- INSTRUCTIONS TO FOLLOW: Only lines containing the word "测站编码" are needed; pull them out of the material.

- WORKING DATA:
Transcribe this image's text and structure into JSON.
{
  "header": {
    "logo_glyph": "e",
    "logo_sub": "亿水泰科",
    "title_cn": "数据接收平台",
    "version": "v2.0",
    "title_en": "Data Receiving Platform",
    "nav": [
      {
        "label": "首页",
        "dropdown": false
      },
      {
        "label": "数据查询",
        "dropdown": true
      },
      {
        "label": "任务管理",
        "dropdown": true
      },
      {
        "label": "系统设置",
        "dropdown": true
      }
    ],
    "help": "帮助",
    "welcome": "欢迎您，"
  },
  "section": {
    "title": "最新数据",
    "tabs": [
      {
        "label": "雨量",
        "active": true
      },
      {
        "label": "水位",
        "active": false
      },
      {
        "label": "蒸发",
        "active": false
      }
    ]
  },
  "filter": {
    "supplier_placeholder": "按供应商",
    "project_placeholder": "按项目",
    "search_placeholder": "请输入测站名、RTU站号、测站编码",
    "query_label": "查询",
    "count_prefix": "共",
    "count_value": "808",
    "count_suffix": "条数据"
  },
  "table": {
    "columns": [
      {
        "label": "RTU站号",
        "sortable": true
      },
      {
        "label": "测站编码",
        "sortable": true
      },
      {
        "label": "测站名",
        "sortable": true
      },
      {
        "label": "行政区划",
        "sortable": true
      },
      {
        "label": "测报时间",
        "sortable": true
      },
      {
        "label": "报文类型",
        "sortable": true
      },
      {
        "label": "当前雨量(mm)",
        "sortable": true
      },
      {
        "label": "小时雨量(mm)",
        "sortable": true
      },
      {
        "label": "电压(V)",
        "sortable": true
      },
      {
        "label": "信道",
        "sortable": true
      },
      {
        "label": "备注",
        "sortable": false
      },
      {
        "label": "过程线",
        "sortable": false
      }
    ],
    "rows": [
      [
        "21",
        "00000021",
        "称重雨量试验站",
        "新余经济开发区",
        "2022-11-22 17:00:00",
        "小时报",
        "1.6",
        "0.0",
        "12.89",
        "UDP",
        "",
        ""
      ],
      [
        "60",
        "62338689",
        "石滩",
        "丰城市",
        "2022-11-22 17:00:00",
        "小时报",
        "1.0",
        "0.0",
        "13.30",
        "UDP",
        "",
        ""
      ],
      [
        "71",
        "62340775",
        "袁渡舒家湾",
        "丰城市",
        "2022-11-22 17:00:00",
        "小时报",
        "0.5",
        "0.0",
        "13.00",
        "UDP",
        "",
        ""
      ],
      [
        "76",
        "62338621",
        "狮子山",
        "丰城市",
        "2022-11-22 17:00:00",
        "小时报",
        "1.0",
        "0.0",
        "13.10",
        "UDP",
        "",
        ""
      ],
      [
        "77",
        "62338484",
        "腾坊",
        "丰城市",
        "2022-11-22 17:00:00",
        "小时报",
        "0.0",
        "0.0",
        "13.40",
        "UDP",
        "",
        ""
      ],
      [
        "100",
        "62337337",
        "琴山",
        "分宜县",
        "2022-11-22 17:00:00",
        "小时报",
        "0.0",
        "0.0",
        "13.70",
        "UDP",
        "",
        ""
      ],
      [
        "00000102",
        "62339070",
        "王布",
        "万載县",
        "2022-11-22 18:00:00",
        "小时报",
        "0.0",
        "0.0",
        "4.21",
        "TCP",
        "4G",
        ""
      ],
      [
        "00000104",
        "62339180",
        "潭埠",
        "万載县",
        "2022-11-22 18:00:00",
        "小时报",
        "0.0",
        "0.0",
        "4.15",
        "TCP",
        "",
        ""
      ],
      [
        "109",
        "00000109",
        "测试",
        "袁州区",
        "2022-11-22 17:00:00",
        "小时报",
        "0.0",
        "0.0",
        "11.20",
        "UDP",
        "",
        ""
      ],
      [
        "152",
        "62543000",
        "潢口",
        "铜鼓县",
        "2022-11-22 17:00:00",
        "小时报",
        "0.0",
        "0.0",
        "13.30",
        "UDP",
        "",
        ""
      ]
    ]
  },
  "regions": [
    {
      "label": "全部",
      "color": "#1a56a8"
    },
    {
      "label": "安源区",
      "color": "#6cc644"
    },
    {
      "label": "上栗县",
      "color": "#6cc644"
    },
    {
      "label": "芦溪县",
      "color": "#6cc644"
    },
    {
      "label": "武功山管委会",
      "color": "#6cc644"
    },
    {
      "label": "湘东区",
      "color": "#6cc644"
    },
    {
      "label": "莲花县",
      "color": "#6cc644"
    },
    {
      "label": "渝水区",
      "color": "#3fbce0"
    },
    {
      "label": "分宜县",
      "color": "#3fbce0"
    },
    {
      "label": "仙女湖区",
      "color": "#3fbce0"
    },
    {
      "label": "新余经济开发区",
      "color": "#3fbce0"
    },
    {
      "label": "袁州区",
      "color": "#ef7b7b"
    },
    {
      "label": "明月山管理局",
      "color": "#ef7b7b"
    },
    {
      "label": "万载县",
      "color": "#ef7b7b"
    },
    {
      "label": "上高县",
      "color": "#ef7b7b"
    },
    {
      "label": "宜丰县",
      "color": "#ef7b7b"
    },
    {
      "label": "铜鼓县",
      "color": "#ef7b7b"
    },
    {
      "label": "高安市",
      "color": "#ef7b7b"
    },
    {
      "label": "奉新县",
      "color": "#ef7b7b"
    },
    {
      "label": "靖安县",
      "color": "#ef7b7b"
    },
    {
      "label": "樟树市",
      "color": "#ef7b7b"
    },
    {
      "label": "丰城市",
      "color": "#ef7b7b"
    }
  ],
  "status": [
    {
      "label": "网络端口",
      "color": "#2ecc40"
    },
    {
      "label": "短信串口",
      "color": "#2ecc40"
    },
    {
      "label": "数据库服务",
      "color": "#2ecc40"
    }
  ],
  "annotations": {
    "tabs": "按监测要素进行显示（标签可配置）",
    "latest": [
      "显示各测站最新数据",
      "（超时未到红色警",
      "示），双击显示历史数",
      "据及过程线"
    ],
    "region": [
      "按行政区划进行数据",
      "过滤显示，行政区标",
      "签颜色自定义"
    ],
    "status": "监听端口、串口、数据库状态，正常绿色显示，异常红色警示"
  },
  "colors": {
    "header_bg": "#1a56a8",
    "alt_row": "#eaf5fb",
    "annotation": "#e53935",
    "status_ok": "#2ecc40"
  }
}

- THE COMPLETED TASK:
    "search_placeholder": "请输入测站名、RTU站号、测站编码",
        "label": "测站编码",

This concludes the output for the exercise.